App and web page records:
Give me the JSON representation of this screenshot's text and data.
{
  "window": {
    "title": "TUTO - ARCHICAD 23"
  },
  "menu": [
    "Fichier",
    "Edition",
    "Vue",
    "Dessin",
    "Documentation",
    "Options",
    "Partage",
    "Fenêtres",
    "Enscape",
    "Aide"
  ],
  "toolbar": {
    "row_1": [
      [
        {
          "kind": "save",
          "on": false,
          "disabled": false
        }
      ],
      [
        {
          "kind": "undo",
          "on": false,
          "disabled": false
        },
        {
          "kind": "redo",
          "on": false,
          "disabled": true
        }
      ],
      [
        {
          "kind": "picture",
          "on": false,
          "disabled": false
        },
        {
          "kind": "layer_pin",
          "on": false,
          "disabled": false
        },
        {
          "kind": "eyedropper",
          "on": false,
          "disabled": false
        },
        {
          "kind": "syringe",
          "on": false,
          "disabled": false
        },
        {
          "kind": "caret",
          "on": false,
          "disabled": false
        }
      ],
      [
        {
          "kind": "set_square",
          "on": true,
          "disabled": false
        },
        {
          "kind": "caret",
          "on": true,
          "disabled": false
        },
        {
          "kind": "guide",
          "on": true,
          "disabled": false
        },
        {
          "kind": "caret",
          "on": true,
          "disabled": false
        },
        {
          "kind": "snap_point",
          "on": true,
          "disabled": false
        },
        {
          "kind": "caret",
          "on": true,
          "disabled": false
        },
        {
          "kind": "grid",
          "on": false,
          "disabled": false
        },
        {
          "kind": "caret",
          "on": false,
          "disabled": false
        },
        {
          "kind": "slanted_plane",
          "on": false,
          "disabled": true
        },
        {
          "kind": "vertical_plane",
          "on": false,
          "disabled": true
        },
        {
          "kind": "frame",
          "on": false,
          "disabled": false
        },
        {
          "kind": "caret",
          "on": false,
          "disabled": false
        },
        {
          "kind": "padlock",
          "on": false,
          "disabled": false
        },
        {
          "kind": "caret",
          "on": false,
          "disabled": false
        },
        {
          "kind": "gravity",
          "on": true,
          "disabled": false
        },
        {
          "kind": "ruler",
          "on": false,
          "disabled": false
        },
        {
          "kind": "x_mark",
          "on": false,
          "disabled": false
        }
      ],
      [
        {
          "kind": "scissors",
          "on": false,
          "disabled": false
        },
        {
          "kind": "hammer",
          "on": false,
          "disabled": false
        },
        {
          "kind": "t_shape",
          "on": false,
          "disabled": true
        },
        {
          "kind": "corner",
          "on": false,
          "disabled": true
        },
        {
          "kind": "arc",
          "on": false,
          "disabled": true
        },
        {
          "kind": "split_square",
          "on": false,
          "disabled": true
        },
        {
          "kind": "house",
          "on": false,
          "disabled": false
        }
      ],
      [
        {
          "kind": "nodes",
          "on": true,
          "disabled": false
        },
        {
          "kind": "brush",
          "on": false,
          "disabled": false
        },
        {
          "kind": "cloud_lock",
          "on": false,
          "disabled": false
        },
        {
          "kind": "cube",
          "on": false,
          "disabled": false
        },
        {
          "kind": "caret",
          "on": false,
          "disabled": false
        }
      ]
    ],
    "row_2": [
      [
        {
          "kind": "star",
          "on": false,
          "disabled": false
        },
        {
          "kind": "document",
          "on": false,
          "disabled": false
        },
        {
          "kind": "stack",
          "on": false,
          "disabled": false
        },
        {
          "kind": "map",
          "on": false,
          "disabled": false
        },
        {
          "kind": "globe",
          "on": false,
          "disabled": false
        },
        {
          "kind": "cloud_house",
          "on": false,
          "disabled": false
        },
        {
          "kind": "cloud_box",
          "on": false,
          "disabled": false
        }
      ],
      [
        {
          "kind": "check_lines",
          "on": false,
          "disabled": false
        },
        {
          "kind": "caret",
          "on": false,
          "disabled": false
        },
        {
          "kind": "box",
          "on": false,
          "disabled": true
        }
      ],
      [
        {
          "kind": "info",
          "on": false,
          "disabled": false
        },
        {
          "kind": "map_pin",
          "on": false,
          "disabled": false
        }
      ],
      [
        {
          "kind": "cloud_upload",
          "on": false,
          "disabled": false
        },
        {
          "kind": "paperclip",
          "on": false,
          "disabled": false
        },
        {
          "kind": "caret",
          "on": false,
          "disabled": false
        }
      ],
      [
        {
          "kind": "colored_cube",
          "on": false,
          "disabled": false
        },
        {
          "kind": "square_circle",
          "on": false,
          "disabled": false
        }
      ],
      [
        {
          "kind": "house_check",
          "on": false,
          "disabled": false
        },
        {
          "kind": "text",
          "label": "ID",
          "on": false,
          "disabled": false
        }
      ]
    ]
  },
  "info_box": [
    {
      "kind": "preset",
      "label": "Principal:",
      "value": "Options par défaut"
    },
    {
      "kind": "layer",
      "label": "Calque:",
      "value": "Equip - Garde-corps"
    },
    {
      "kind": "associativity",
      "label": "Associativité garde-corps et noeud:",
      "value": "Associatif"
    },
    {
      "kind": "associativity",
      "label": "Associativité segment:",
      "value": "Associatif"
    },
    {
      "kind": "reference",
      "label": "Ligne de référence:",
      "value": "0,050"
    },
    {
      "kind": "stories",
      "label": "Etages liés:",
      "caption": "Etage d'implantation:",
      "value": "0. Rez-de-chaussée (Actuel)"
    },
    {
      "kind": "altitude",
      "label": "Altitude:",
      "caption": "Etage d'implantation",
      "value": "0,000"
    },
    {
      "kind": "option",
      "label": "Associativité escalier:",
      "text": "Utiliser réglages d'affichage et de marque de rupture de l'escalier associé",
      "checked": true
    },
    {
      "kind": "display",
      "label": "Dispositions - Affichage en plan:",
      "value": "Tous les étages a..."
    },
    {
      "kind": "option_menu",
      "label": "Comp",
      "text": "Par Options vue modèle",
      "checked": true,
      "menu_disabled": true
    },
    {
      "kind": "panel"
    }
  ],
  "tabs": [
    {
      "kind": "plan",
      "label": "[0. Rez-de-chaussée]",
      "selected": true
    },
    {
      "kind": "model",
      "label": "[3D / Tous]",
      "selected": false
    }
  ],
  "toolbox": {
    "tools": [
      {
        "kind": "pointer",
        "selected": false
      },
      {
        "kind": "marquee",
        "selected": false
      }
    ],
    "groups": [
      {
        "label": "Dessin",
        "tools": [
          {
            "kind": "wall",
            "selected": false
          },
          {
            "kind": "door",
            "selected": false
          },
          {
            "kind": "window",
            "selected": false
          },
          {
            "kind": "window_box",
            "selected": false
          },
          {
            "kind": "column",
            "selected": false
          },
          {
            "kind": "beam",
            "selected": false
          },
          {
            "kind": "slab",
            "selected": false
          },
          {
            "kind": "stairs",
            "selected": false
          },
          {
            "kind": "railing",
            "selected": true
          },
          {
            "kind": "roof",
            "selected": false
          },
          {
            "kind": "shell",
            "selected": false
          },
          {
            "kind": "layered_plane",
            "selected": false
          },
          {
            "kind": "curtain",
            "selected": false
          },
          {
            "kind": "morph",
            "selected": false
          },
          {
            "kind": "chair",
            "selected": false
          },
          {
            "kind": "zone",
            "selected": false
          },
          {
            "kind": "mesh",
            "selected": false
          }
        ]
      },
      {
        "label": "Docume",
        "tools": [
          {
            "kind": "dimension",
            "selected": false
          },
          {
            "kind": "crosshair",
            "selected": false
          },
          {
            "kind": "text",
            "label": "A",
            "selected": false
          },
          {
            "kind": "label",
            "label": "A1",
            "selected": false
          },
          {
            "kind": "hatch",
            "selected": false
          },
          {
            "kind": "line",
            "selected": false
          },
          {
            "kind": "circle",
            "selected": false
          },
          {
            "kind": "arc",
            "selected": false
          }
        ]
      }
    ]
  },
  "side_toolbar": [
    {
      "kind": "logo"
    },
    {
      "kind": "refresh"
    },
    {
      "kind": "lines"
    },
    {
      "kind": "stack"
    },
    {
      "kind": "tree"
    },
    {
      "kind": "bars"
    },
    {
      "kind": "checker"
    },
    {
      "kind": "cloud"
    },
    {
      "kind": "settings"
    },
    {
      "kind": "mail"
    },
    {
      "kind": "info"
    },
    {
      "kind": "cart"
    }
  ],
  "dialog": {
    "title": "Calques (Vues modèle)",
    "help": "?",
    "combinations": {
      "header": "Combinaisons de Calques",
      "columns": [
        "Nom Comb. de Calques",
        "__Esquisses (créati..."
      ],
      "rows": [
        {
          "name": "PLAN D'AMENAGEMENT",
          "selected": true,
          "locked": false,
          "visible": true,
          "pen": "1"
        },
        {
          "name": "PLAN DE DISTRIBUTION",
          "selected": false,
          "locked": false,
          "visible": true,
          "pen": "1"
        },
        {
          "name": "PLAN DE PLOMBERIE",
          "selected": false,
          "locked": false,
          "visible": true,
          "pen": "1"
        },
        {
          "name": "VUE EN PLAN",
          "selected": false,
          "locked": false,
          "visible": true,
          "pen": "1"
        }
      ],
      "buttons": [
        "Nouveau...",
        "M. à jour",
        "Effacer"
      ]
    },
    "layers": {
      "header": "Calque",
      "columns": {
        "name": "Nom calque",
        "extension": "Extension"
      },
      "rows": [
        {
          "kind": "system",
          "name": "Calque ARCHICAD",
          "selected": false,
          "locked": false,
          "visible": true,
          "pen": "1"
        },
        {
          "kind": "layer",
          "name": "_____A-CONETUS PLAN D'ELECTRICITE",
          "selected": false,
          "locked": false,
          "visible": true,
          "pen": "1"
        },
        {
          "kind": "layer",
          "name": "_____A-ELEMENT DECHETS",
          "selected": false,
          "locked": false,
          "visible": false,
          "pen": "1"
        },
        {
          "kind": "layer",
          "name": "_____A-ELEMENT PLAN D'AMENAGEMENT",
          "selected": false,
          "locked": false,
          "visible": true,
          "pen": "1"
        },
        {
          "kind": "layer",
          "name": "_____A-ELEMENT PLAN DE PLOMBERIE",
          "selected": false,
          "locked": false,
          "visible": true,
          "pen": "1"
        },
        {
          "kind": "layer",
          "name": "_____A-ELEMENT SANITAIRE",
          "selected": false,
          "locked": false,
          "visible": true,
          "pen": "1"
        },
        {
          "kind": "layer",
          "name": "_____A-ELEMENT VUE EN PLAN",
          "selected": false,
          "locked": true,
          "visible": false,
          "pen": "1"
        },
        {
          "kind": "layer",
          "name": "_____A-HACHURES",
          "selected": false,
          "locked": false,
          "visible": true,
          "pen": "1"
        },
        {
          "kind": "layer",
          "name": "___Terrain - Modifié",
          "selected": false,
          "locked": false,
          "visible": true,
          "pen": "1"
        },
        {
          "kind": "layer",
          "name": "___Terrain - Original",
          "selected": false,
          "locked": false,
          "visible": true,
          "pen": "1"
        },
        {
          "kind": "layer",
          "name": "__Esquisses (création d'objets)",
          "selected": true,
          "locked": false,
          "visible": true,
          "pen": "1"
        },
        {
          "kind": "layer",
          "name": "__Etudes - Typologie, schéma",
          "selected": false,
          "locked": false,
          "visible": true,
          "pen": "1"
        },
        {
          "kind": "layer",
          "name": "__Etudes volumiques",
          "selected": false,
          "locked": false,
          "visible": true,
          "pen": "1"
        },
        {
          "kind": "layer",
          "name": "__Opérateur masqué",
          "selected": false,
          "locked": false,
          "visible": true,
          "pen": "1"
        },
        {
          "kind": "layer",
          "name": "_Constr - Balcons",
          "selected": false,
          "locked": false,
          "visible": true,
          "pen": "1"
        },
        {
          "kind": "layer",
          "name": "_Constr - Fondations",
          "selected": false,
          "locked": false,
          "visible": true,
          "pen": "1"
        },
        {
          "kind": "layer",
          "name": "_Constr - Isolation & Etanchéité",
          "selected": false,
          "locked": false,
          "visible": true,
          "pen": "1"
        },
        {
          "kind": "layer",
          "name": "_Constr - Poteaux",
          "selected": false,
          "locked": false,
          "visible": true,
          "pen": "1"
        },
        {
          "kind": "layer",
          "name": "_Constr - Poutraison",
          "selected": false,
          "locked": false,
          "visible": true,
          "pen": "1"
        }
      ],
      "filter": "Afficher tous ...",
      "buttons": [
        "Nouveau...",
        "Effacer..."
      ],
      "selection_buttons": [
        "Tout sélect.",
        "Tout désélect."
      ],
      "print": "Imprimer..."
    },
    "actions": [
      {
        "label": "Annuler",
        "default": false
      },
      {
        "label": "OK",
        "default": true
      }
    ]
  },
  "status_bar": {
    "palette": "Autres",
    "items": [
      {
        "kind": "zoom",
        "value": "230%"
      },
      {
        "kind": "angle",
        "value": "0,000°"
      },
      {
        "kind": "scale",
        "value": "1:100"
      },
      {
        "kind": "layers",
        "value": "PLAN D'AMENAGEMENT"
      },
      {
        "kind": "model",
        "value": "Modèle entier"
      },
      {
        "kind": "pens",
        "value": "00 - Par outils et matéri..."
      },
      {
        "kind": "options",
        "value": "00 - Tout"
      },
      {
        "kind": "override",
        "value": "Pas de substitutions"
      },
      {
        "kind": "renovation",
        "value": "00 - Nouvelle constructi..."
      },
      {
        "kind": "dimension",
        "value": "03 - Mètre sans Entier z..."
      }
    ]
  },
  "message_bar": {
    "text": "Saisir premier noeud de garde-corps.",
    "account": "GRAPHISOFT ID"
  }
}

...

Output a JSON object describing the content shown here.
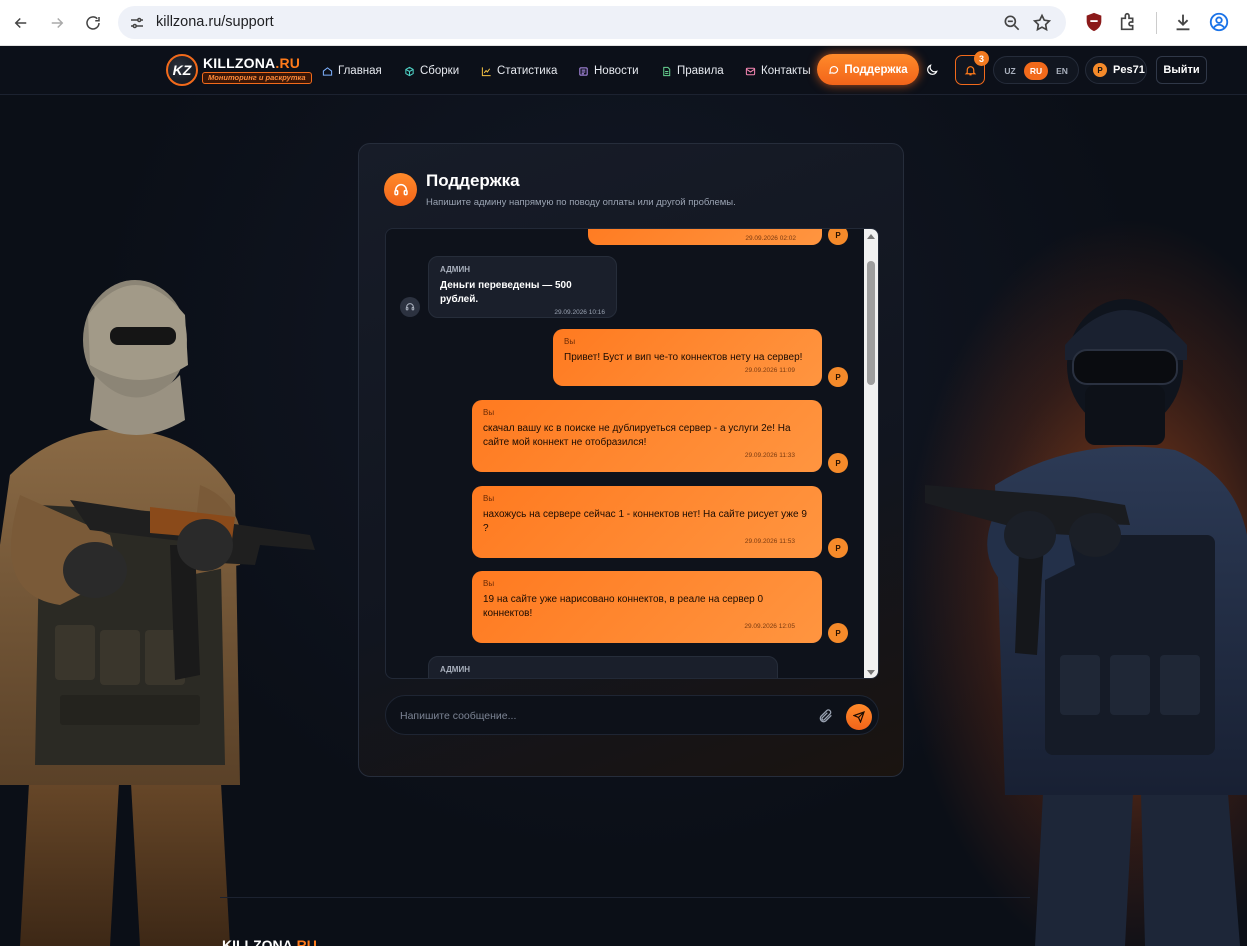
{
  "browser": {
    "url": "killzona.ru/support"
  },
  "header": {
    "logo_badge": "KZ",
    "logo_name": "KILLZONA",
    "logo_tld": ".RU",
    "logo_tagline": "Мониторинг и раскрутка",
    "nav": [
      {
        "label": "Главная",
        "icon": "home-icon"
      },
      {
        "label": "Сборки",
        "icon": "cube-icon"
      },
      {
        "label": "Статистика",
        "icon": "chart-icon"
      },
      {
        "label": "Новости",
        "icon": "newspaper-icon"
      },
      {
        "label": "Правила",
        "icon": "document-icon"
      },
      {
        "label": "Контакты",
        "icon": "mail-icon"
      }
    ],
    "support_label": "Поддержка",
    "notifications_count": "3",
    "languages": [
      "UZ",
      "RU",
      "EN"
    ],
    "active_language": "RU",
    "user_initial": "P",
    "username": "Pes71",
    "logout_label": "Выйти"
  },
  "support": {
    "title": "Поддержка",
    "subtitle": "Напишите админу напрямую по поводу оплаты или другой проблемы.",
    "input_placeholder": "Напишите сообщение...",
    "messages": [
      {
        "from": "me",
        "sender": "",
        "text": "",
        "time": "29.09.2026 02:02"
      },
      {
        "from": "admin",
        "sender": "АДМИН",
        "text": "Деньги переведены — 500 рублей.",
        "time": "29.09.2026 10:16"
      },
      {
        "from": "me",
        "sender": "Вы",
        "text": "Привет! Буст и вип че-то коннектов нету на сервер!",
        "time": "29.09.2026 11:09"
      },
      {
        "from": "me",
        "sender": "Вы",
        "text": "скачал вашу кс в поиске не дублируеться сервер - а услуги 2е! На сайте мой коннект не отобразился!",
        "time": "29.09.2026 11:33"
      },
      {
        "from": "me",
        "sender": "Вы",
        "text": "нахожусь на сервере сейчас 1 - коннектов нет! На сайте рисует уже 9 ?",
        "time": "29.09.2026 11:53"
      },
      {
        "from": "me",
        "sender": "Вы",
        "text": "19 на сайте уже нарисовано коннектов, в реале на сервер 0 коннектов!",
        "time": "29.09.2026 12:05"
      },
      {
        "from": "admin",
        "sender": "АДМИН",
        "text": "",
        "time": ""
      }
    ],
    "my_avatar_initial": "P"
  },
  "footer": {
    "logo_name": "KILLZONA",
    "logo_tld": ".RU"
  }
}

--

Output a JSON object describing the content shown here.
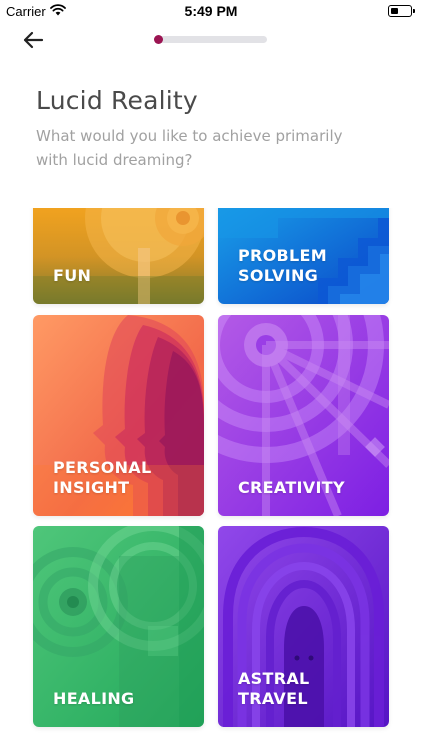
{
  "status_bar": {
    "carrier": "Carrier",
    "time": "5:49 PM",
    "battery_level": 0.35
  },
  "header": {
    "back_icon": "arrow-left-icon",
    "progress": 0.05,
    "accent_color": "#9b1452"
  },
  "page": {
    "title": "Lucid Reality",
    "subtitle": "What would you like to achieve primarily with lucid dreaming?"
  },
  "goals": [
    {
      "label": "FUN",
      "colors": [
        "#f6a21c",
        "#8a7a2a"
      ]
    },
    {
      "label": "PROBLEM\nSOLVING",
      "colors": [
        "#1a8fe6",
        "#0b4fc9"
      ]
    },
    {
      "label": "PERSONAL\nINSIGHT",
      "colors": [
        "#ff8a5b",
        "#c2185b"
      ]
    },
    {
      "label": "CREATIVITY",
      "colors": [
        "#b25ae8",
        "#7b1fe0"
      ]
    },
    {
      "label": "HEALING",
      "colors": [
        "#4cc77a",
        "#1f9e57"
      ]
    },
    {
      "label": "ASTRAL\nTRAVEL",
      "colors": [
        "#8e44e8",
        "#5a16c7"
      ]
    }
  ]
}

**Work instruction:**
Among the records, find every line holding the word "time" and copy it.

**The answer:**
        "time": "29.09.2026 02:02"
        "time": "29.09.2026 10:16"
        "time": "29.09.2026 11:09"
        "time": "29.09.2026 11:33"
        "time": "29.09.2026 11:53"
        "time": "29.09.2026 12:05"
        "time": ""
    "time": "5:49 PM",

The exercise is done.